START SOURCE DATA

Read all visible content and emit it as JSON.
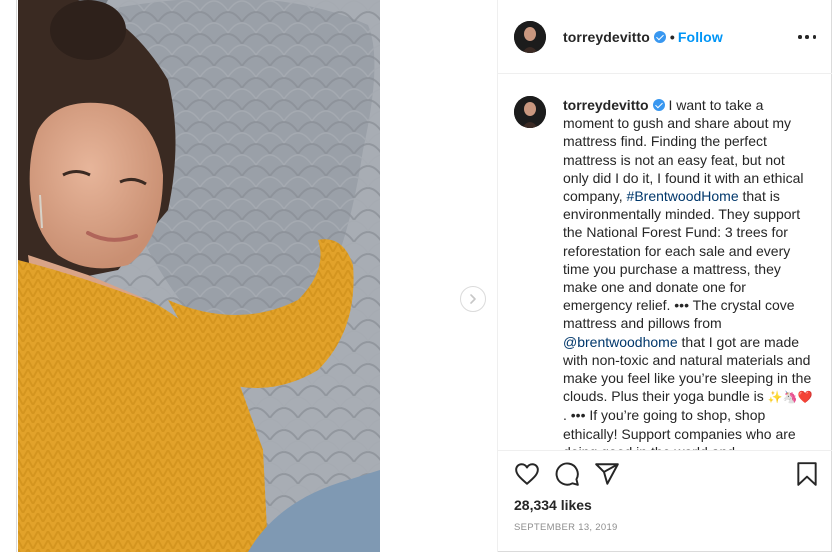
{
  "post": {
    "username": "torreydevitto",
    "separator": "•",
    "follow_label": "Follow",
    "caption_segments": [
      {
        "type": "text",
        "text": "I want to take a moment to gush and share about my mattress find. Finding the perfect mattress is not an easy feat, but not only did I do it, I found it with an ethical company, "
      },
      {
        "type": "link",
        "text": "#BrentwoodHome"
      },
      {
        "type": "text",
        "text": " that is environmentally minded. They support the National Forest Fund: 3 trees for reforestation for each sale and every time you purchase a mattress, they make one and donate one for emergency relief. ••• The crystal cove mattress and pillows from "
      },
      {
        "type": "link",
        "text": "@brentwoodhome"
      },
      {
        "type": "text",
        "text": " that I got are made with non-toxic and natural materials and make you feel like you’re sleeping in the clouds. Plus their yoga bundle is "
      },
      {
        "type": "text",
        "text": "✨🦄❤️"
      },
      {
        "type": "text",
        "text": " . ••• If you’re going to shop, shop ethically! Support companies who are doing good in the world and"
      }
    ],
    "likes": "28,334 likes",
    "date": "September 13, 2019"
  },
  "icons": {
    "next": "chevron-right-icon",
    "more": "more-options-icon",
    "like": "heart-icon",
    "comment": "comment-icon",
    "share": "share-icon",
    "save": "bookmark-icon",
    "verified": "verified-badge-icon"
  },
  "colors": {
    "accent": "#0095f6",
    "link": "#00376b",
    "text": "#262626",
    "muted": "#8e8e8e",
    "border": "#dbdbdb",
    "verified": "#3897f0"
  }
}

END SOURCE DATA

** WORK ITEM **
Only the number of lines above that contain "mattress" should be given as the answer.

** RESULT FOR THIS TASK **
2